## PROMPT
The expected output is the complete listing, copied exactly.
◆ ◆ ◆ ◆ ◆
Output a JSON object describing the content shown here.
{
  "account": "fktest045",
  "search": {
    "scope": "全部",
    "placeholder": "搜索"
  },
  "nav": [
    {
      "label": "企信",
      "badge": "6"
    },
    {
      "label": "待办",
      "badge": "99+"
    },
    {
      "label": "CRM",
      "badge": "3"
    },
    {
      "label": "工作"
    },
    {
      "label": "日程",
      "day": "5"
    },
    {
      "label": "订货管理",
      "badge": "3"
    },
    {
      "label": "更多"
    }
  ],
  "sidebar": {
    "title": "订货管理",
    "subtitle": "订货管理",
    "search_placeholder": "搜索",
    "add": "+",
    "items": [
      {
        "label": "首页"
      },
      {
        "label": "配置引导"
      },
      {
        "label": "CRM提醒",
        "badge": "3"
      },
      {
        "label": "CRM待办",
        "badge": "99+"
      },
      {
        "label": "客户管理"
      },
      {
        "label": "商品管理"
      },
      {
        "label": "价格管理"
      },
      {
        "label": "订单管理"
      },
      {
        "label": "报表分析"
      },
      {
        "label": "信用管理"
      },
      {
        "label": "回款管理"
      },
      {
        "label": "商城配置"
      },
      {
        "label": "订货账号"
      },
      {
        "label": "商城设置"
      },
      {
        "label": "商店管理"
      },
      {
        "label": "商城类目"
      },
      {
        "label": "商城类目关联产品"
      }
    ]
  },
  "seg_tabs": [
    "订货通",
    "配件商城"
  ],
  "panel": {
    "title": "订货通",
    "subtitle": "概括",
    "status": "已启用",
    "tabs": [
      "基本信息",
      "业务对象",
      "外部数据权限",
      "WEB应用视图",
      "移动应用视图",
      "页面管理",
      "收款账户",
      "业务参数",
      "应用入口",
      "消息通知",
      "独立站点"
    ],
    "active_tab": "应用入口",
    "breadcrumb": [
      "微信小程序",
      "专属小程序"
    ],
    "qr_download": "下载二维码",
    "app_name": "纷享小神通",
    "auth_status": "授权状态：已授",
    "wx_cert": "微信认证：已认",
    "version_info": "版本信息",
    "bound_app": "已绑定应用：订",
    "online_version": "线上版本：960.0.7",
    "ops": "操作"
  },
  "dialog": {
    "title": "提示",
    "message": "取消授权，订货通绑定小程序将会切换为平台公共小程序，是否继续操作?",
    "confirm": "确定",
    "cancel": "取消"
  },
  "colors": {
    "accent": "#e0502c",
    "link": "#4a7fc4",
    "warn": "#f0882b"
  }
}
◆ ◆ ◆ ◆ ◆
## RESULT OF THE EXERCISE
Output a JSON object describing the content shown here.
{
  "account": "fktest045",
  "search": {
    "scope": "全部",
    "placeholder": "搜索"
  },
  "nav": [
    {
      "label": "企信",
      "badge": "6"
    },
    {
      "label": "待办",
      "badge": "99+"
    },
    {
      "label": "CRM",
      "badge": "3"
    },
    {
      "label": "工作"
    },
    {
      "label": "日程",
      "day": "5"
    },
    {
      "label": "订货管理",
      "badge": "3"
    },
    {
      "label": "更多"
    }
  ],
  "sidebar": {
    "title": "订货管理",
    "subtitle": "订货管理",
    "search_placeholder": "搜索",
    "add": "+",
    "items": [
      {
        "label": "首页"
      },
      {
        "label": "配置引导"
      },
      {
        "label": "CRM提醒",
        "badge": "3"
      },
      {
        "label": "CRM待办",
        "badge": "99+"
      },
      {
        "label": "客户管理"
      },
      {
        "label": "商品管理"
      },
      {
        "label": "价格管理"
      },
      {
        "label": "订单管理"
      },
      {
        "label": "报表分析"
      },
      {
        "label": "信用管理"
      },
      {
        "label": "回款管理"
      },
      {
        "label": "商城配置"
      },
      {
        "label": "订货账号"
      },
      {
        "label": "商城设置"
      },
      {
        "label": "商店管理"
      },
      {
        "label": "商城类目"
      },
      {
        "label": "商城类目关联产品"
      }
    ]
  },
  "seg_tabs": [
    "订货通",
    "配件商城"
  ],
  "panel": {
    "title": "订货通",
    "subtitle": "概括",
    "status": "已启用",
    "tabs": [
      "基本信息",
      "业务对象",
      "外部数据权限",
      "WEB应用视图",
      "移动应用视图",
      "页面管理",
      "收款账户",
      "业务参数",
      "应用入口",
      "消息通知",
      "独立站点"
    ],
    "active_tab": "应用入口",
    "breadcrumb": [
      "微信小程序",
      "专属小程序"
    ],
    "qr_download": "下载二维码",
    "app_name": "纷享小神通",
    "auth_status": "授权状态：已授",
    "wx_cert": "微信认证：已认",
    "version_info": "版本信息",
    "bound_app": "已绑定应用：订",
    "online_version": "线上版本：960.0.7",
    "ops": "操作"
  },
  "dialog": {
    "title": "提示",
    "message": "取消授权，订货通绑定小程序将会切换为平台公共小程序，是否继续操作?",
    "confirm": "确定",
    "cancel": "取消"
  },
  "colors": {
    "accent": "#e0502c",
    "link": "#4a7fc4",
    "warn": "#f0882b"
  }
}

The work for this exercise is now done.